=== Aim of the task ===
Copy out the full listing below as it stands, with its pictures left behind.

· · ·

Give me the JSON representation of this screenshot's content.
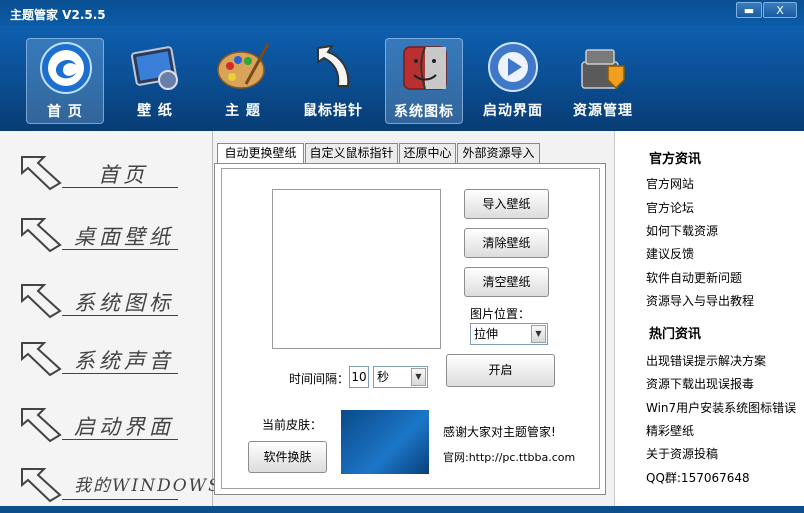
{
  "window": {
    "title": "主题管家 V2.5.5",
    "min_label": "▬",
    "close_label": "X"
  },
  "toolbar": [
    {
      "label": "首 页",
      "icon": "home-orb-icon"
    },
    {
      "label": "壁 纸",
      "icon": "wallpaper-icon"
    },
    {
      "label": "主 题",
      "icon": "palette-icon"
    },
    {
      "label": "鼠标指针",
      "icon": "cursor-arrow-icon"
    },
    {
      "label": "系统图标",
      "icon": "finder-icon"
    },
    {
      "label": "启动界面",
      "icon": "play-disc-icon"
    },
    {
      "label": "资源管理",
      "icon": "tools-icon"
    }
  ],
  "leftnav": [
    {
      "label": "首页"
    },
    {
      "label": "桌面壁纸"
    },
    {
      "label": "系统图标"
    },
    {
      "label": "系统声音"
    },
    {
      "label": "启动界面"
    },
    {
      "label": "我的WINDOWS"
    }
  ],
  "tabs": [
    "自动更换壁纸",
    "自定义鼠标指针",
    "还原中心",
    "外部资源导入"
  ],
  "panel": {
    "import_button": "导入壁纸",
    "remove_button": "清除壁纸",
    "clear_button": "清空壁纸",
    "position_label": "图片位置：",
    "position_value": "拉伸",
    "interval_label": "时间间隔：",
    "interval_value": "10",
    "interval_unit": "秒",
    "start_button": "开启",
    "current_skin_label": "当前皮肤：",
    "change_skin_button": "软件换肤",
    "thanks_text": "感谢大家对主题管家!",
    "site_text": "官网:http://pc.ttbba.com"
  },
  "right": {
    "official_heading": "官方资讯",
    "official_links": [
      "官方网站",
      "官方论坛",
      "如何下载资源",
      "建议反馈",
      "软件自动更新问题",
      "资源导入与导出教程"
    ],
    "hot_heading": "热门资讯",
    "hot_links": [
      "出现错误提示解决方案",
      "资源下载出现误报毒",
      "Win7用户安装系统图标错误",
      "精彩壁纸",
      "关于资源投稿",
      "QQ群:157067648"
    ]
  },
  "colors": {
    "titlebar": "#0b5ba6",
    "toolbar": "#0b4d91",
    "active_tool": "#5f8fc2"
  }
}
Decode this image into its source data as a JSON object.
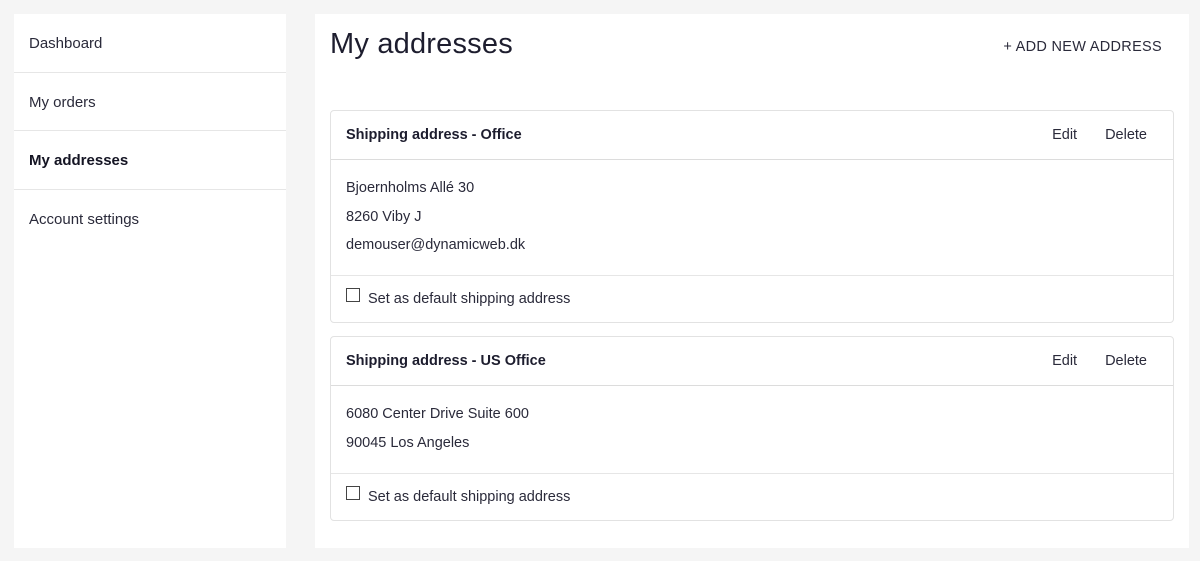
{
  "sidebar": {
    "items": [
      {
        "label": "Dashboard"
      },
      {
        "label": "My orders"
      },
      {
        "label": "My addresses"
      },
      {
        "label": "Account settings"
      }
    ]
  },
  "main": {
    "title": "My addresses",
    "add_button_label": "+ ADD NEW ADDRESS",
    "addresses": [
      {
        "title": "Shipping address - Office",
        "edit_label": "Edit",
        "delete_label": "Delete",
        "lines": [
          "Bjoernholms Allé 30",
          "8260 Viby J",
          "demouser@dynamicweb.dk"
        ],
        "default_label": "Set as default shipping address"
      },
      {
        "title": "Shipping address - US Office",
        "edit_label": "Edit",
        "delete_label": "Delete",
        "lines": [
          "6080 Center Drive Suite 600",
          "90045 Los Angeles"
        ],
        "default_label": "Set as default shipping address"
      }
    ]
  }
}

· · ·

=== Solution to the problem ===
Give me the JSON representation of this screenshot's content.
{
  "window": {
    "title": "主题管家 V2.5.5",
    "min_label": "▬",
    "close_label": "X"
  },
  "toolbar": [
    {
      "label": "首 页",
      "icon": "home-orb-icon"
    },
    {
      "label": "壁 纸",
      "icon": "wallpaper-icon"
    },
    {
      "label": "主 题",
      "icon": "palette-icon"
    },
    {
      "label": "鼠标指针",
      "icon": "cursor-arrow-icon"
    },
    {
      "label": "系统图标",
      "icon": "finder-icon"
    },
    {
      "label": "启动界面",
      "icon": "play-disc-icon"
    },
    {
      "label": "资源管理",
      "icon": "tools-icon"
    }
  ],
  "leftnav": [
    {
      "label": "首页"
    },
    {
      "label": "桌面壁纸"
    },
    {
      "label": "系统图标"
    },
    {
      "label": "系统声音"
    },
    {
      "label": "启动界面"
    },
    {
      "label": "我的WINDOWS"
    }
  ],
  "tabs": [
    "自动更换壁纸",
    "自定义鼠标指针",
    "还原中心",
    "外部资源导入"
  ],
  "panel": {
    "import_button": "导入壁纸",
    "remove_button": "清除壁纸",
    "clear_button": "清空壁纸",
    "position_label": "图片位置：",
    "position_value": "拉伸",
    "interval_label": "时间间隔：",
    "interval_value": "10",
    "interval_unit": "秒",
    "start_button": "开启",
    "current_skin_label": "当前皮肤：",
    "change_skin_button": "软件换肤",
    "thanks_text": "感谢大家对主题管家!",
    "site_text": "官网:http://pc.ttbba.com"
  },
  "right": {
    "official_heading": "官方资讯",
    "official_links": [
      "官方网站",
      "官方论坛",
      "如何下载资源",
      "建议反馈",
      "软件自动更新问题",
      "资源导入与导出教程"
    ],
    "hot_heading": "热门资讯",
    "hot_links": [
      "出现错误提示解决方案",
      "资源下载出现误报毒",
      "Win7用户安装系统图标错误",
      "精彩壁纸",
      "关于资源投稿",
      "QQ群:157067648"
    ]
  },
  "colors": {
    "titlebar": "#0b5ba6",
    "toolbar": "#0b4d91",
    "active_tool": "#5f8fc2"
  }
}
Decode this image into its source data as a JSON object.
{
  "sidebar": {
    "items": [
      {
        "label": "Dashboard"
      },
      {
        "label": "My orders"
      },
      {
        "label": "My addresses"
      },
      {
        "label": "Account settings"
      }
    ]
  },
  "main": {
    "title": "My addresses",
    "add_button_label": "+ ADD NEW ADDRESS",
    "addresses": [
      {
        "title": "Shipping address - Office",
        "edit_label": "Edit",
        "delete_label": "Delete",
        "lines": [
          "Bjoernholms Allé 30",
          "8260 Viby J",
          "demouser@dynamicweb.dk"
        ],
        "default_label": "Set as default shipping address"
      },
      {
        "title": "Shipping address - US Office",
        "edit_label": "Edit",
        "delete_label": "Delete",
        "lines": [
          "6080 Center Drive Suite 600",
          "90045 Los Angeles"
        ],
        "default_label": "Set as default shipping address"
      }
    ]
  }
}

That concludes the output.